- Forrester also found that 2 in 5 CX teams will turn away work because they won’t have the capacity or resources to complete it.
- “If you look at the global 100 as an example, there are a good number of them that are reporting something that feels CX-like. The problem is what we need is that connection to a company’s financials,” Judy Weader, a principal analyst at Forrester, told CX Dive. “So what these firms are telling their owners is, ‘Yes, customer experience is important,’ but it's words, and it's disconnected numbers.”
In taking a look at the largest 100 companies in the world, Forrester found that time and again, CX teams aren’t great at reporting metrics — and they’re even worse at connecting it to their company’s financial goals.

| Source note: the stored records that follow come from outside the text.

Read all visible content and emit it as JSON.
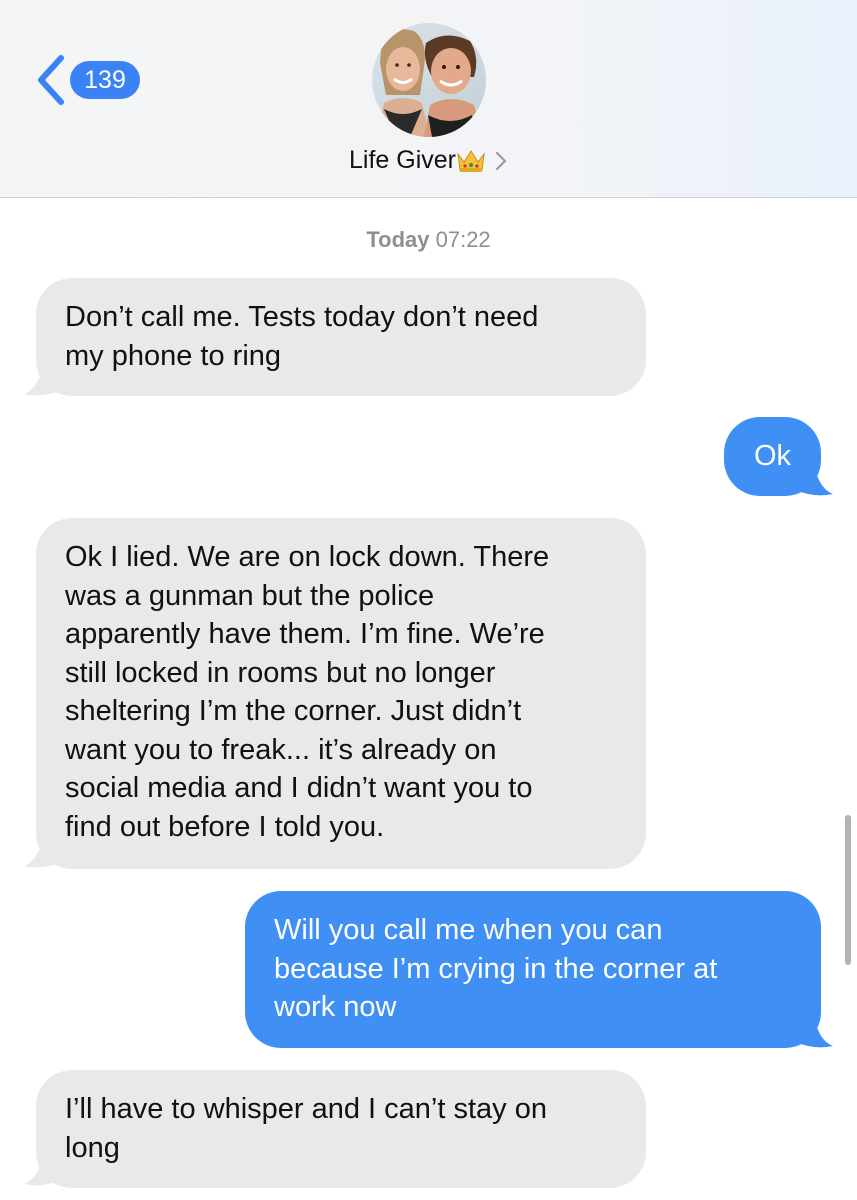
{
  "header": {
    "back_badge_count": "139",
    "contact_name": "Life Giver",
    "contact_emoji_icon": "crown-icon",
    "accent_color": "#3b82f6"
  },
  "thread": {
    "timestamp_day": "Today",
    "timestamp_time": "07:22"
  },
  "messages": [
    {
      "direction": "incoming",
      "lines": [
        "Don’t call me. Tests today don’t need",
        "my phone to ring"
      ]
    },
    {
      "direction": "outgoing",
      "lines": [
        "Ok"
      ]
    },
    {
      "direction": "incoming",
      "lines": [
        "Ok I lied. We are on lock down. There",
        "was a gunman but the police",
        "apparently have them. I’m fine. We’re",
        "still locked in rooms but no longer",
        "sheltering I’m the corner. Just didn’t",
        "want you to freak... it’s already on",
        "social media and I didn’t want you to",
        "find out before I told you."
      ]
    },
    {
      "direction": "outgoing",
      "lines": [
        "Will you call me when you can",
        "because I’m crying in the corner at",
        "work now"
      ]
    },
    {
      "direction": "incoming",
      "lines": [
        "I’ll have to whisper and I can’t stay on",
        "long"
      ]
    }
  ],
  "colors": {
    "incoming_bubble": "#e9e9eb",
    "outgoing_bubble": "#3f8ff5",
    "timestamp_text": "#8e8e93"
  }
}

Forrester’s predictions are based on shareholder reports, earnings calls and regular discussions with CX leaders. More than half of CX leaders couldn’t connect their CX metrics to business impact in 2022, according to Forrester. While some companies have linked these metrics to ROI, only a few share them publicly.
Weader points to two examples: UnitedHealth Group, which includes CX metrics in its annual reports, and Apple, which buries CX work in its environmental, social, governance report and index.

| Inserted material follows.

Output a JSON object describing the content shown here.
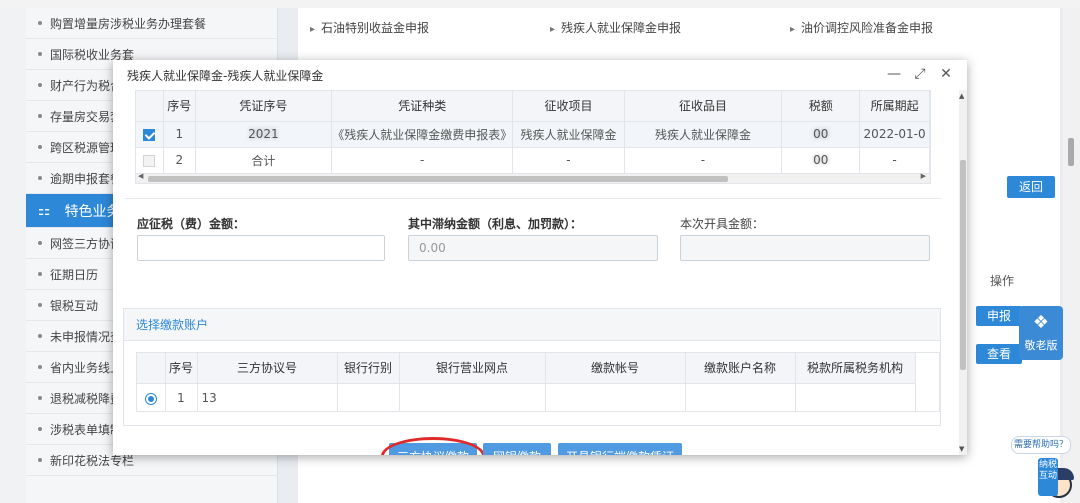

The failure to report metrics, and to connect them with business goals, is a missed opportunity.
Weader says that when she speaks with a CEO and explains how improving an aspect of their customer experience can either save the company money or meet their specific business strategy, the CEO’s excitement is so palpable, “they start leaning across the table.” “Right now, that's not happening in those shareholder releases,” she said.
Without telling shareholders and executives how CX work is benefiting the bottom line, CX teams won’t receive the support or investment they need to do their work.
Forrester found that more than half of CX teams have been able to convince leadership to invest more energy and focus into their customers’ experience, but they haven’t convinced leadership to invest the money. Just over half of CX leaders expect their budget to stay flat or grow by just 1% to 4% in 2024.
“The remit of the CX team is growing, which is great, but the level of staffing is not rising commensurate with the level of ink or the increased level of need,” Weader said. "If we think about a CX program being able to grow its sphere of influence and the level of things that it can possibly do within an organization, but you're being told we're not going to give you a ton more people to be able to do it, so figure out how to do more.”
As a result, the work is often turned away or absorbed by other teams that don’t have the skills to do CX.
Forrester encourages companies to connect CX work to ROI with something “meaningful and measurable” — and to advocate for a larger budget with the increased focus on improving a customer’s interactions with a company.
“You want something that's quantifiable,” Weader said. “Even if you can't talk dollars and cents or pounds or euros, you can probably say, ‘We believe we can lean 5% of calls out of the call center,’ and anybody who's in an executive position should be able to say, ‘Oh, 5% out is gonna save us money.’”